| Exercise objective |
Show each line of the data below that has the string "σημείων" in it.

| Provided entries |
++++++++

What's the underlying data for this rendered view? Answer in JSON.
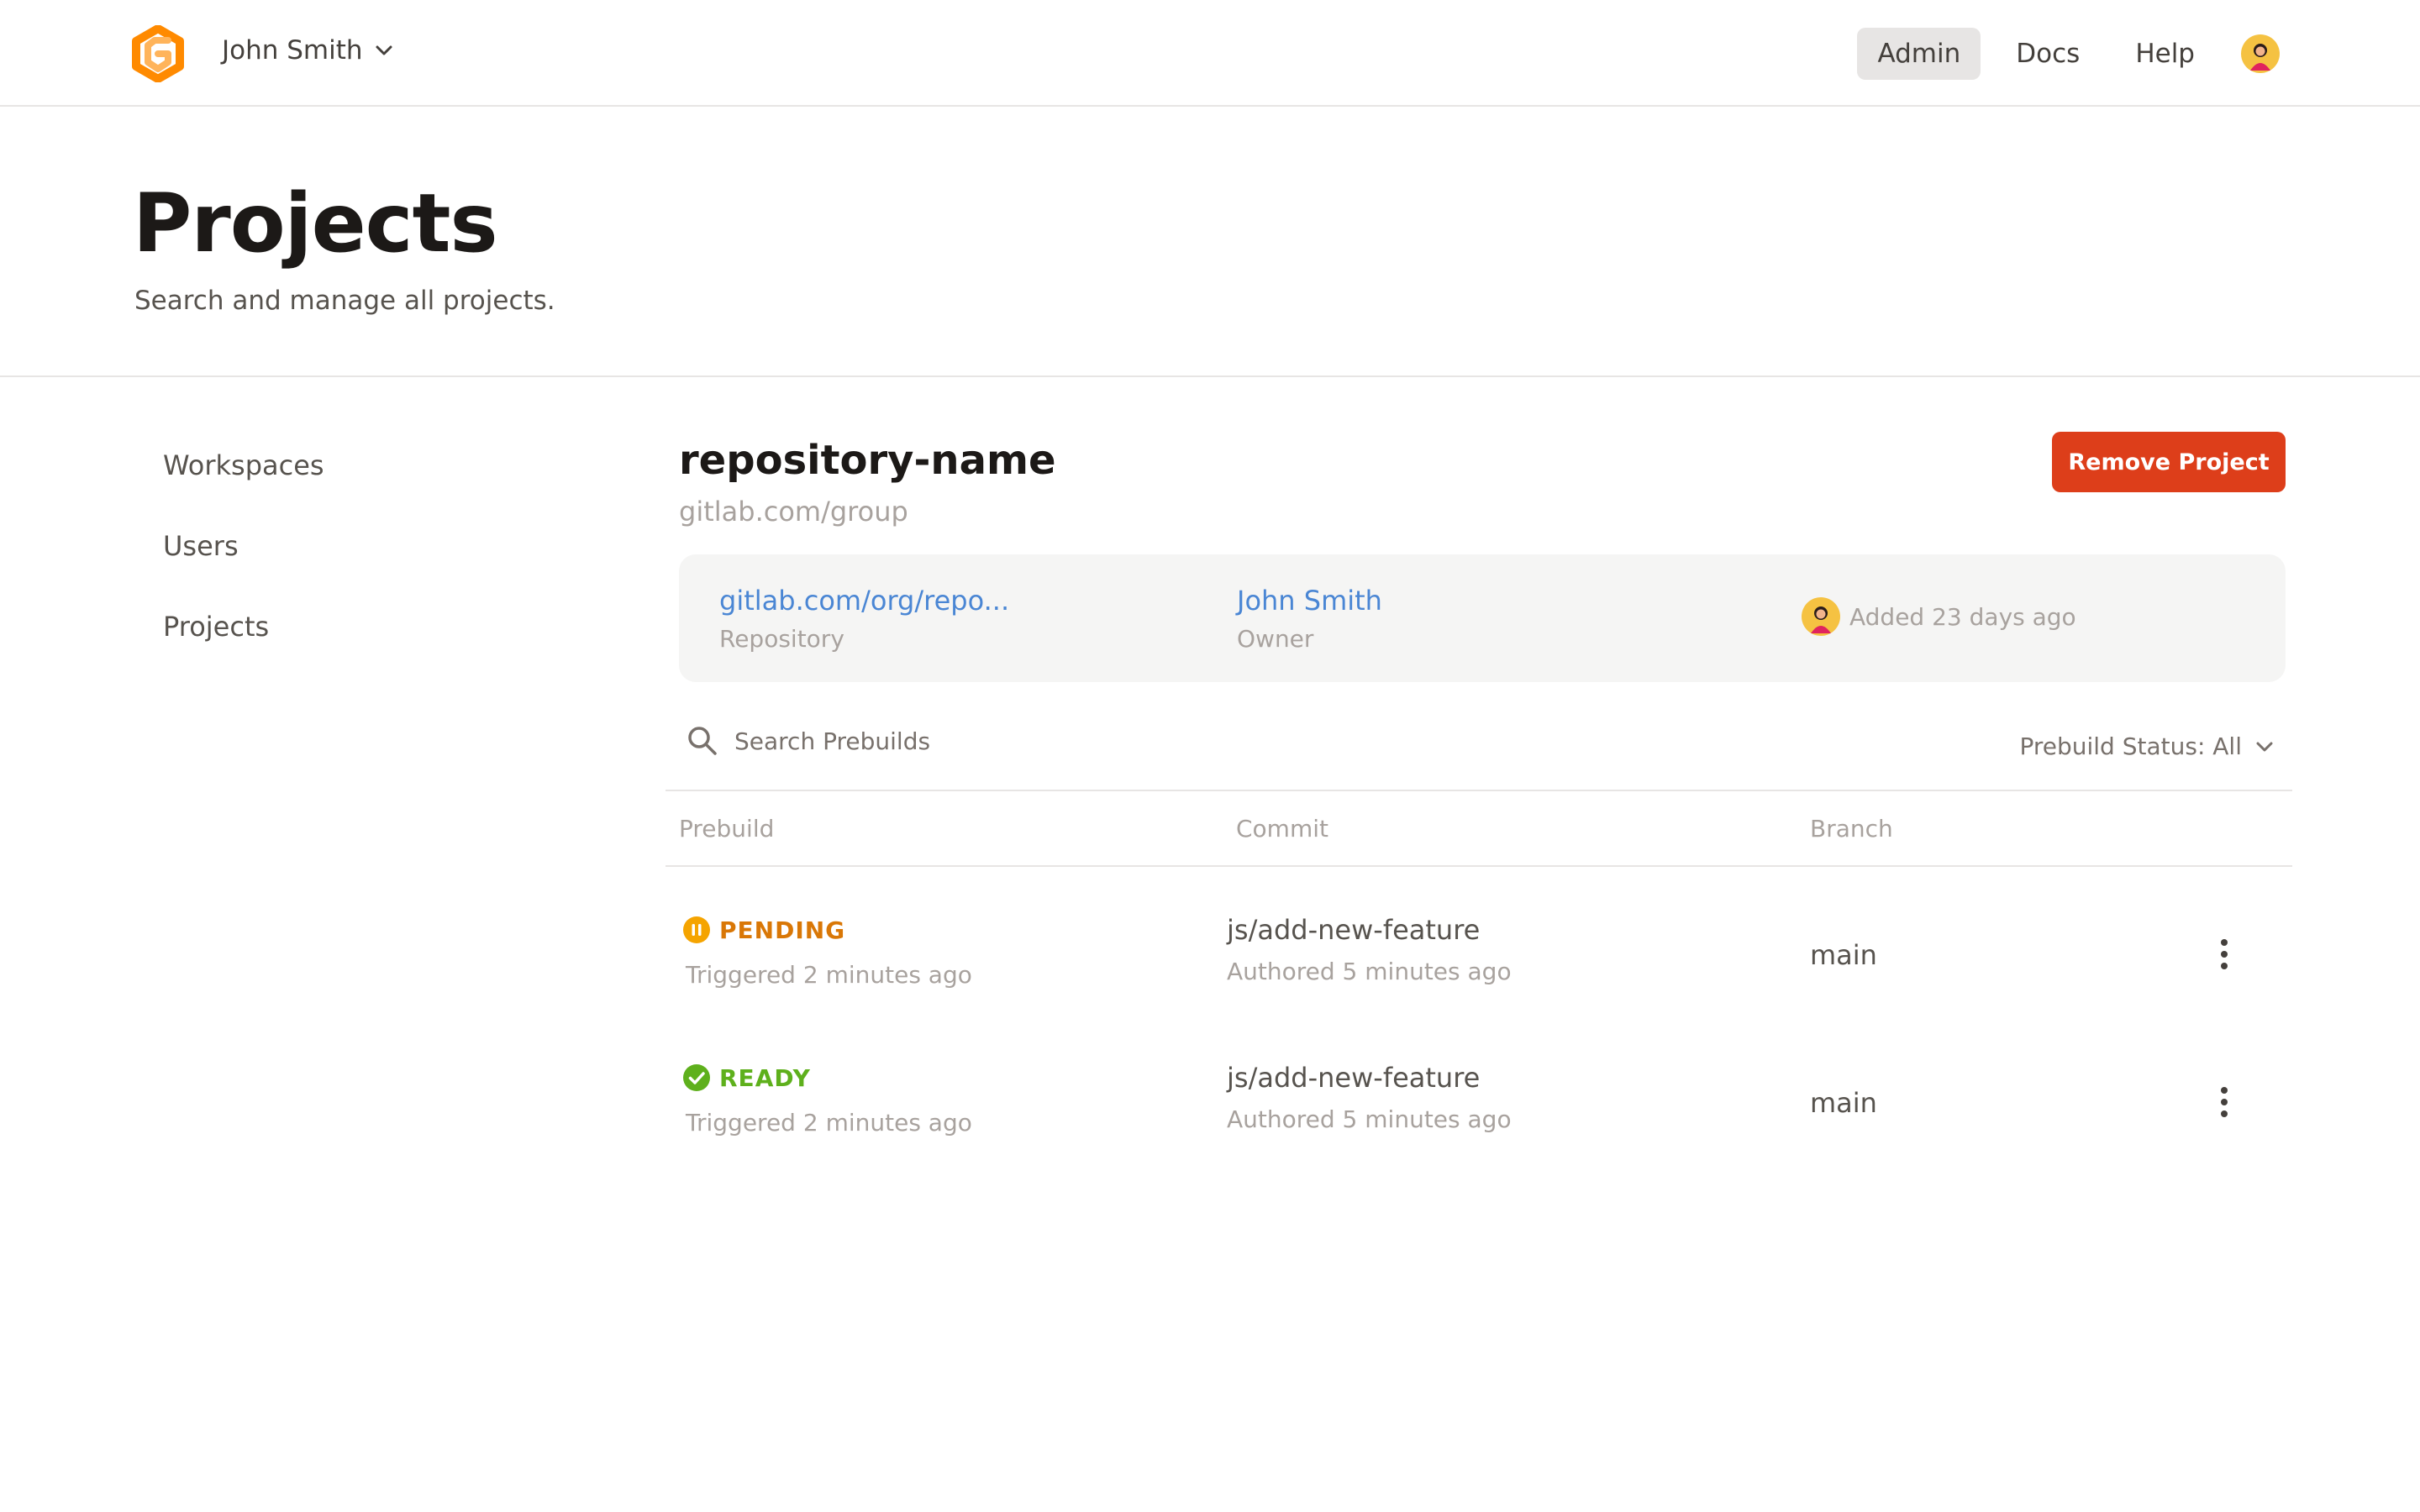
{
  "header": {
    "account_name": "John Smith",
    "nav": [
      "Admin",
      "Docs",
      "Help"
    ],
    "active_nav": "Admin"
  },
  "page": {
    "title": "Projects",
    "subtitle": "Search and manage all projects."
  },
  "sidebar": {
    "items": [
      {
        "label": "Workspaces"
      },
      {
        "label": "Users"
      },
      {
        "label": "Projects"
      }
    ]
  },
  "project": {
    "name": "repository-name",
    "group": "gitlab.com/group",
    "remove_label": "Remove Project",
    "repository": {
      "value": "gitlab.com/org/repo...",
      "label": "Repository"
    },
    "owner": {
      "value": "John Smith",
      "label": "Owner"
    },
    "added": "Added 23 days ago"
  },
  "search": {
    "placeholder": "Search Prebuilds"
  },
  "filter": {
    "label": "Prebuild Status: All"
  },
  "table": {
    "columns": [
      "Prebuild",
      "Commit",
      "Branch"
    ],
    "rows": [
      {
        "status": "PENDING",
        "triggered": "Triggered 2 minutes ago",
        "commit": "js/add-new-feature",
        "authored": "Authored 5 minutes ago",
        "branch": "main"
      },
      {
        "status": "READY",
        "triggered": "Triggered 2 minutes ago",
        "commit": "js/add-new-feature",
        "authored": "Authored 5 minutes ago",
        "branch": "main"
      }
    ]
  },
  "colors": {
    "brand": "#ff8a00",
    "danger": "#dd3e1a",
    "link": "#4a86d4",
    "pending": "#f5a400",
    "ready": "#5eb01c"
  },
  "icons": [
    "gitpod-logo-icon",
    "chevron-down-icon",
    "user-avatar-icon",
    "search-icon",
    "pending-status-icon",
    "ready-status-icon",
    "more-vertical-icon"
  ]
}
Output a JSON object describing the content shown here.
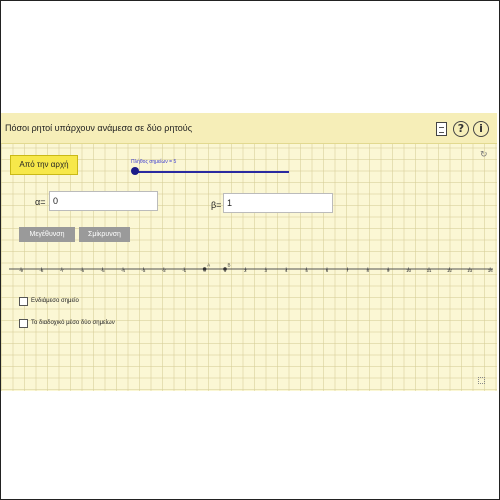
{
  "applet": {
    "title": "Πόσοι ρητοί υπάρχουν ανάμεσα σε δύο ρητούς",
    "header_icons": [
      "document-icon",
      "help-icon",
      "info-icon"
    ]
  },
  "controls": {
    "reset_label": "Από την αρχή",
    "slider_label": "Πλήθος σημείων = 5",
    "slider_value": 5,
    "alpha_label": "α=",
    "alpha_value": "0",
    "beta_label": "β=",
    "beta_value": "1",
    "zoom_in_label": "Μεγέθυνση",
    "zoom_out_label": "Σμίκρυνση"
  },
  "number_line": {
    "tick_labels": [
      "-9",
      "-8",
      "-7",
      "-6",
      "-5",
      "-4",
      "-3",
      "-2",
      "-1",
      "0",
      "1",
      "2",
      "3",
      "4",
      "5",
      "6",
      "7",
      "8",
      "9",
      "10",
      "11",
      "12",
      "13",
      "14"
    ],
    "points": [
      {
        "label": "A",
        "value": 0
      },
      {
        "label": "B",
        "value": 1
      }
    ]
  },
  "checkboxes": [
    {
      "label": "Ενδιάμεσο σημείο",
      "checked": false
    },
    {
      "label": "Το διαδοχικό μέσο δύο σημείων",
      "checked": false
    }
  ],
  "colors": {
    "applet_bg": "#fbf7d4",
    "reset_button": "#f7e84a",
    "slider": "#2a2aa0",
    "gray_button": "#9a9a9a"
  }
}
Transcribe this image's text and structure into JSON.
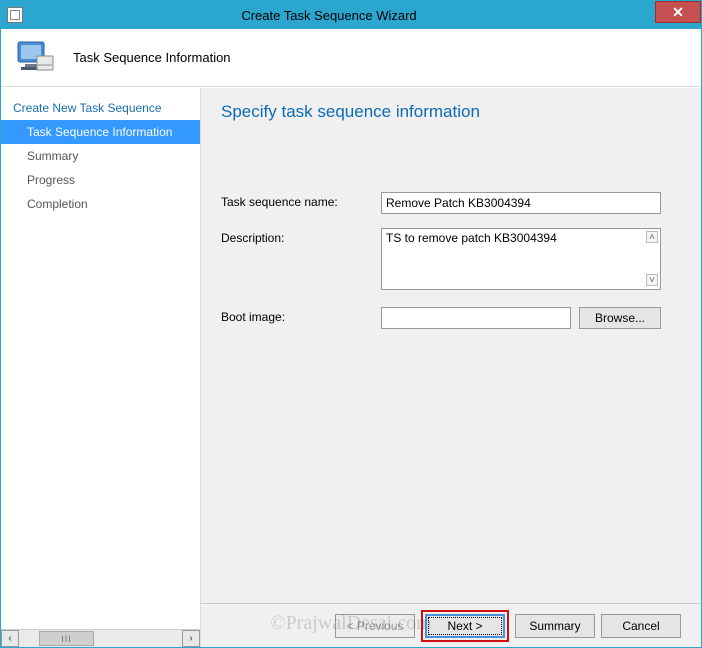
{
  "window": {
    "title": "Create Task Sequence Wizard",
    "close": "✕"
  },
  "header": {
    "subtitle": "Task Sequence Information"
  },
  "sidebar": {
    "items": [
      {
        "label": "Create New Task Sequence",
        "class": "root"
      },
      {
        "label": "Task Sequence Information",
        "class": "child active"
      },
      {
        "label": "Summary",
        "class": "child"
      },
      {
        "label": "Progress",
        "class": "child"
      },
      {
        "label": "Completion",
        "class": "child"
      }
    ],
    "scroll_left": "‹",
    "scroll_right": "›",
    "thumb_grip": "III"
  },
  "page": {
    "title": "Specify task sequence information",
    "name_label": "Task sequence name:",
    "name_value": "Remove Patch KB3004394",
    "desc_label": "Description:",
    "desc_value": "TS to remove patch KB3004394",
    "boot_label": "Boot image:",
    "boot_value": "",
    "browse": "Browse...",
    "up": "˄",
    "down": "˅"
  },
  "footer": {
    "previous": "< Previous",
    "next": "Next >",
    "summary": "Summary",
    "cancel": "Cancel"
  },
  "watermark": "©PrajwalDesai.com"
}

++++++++

| Exercise response |
    "slider_label": "Πλήθος σημείων = 5",
      "label": "Το διαδοχικό μέσο δύο σημείων",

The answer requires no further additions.